### Exercise requirements
Check each line of the listing for the string "phone", count the lines that have it, and answer with that number only.

### Source material
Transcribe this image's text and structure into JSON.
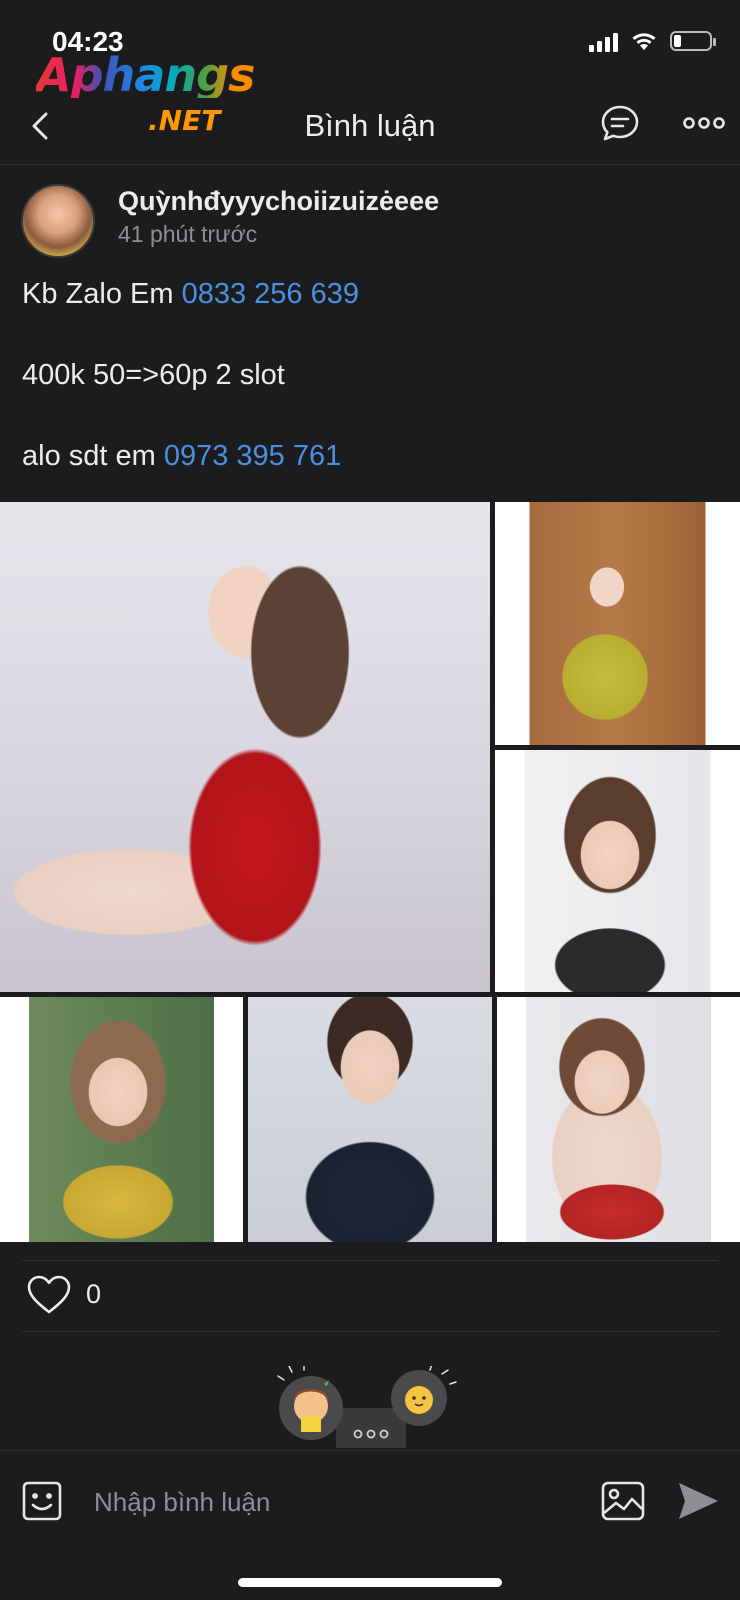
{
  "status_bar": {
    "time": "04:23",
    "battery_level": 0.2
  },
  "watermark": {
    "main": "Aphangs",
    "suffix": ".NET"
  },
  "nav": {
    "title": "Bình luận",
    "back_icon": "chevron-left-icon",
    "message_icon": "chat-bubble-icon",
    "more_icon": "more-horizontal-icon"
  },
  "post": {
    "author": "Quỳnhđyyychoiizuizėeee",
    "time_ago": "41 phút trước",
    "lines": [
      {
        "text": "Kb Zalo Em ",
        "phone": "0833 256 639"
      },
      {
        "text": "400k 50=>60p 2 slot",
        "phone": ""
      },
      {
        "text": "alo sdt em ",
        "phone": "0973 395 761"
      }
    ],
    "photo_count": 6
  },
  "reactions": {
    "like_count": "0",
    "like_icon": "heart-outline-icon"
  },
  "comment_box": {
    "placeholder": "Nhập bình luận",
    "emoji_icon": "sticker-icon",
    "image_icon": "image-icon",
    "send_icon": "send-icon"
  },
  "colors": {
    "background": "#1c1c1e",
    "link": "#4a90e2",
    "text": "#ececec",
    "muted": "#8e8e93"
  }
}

### Solution to this task
3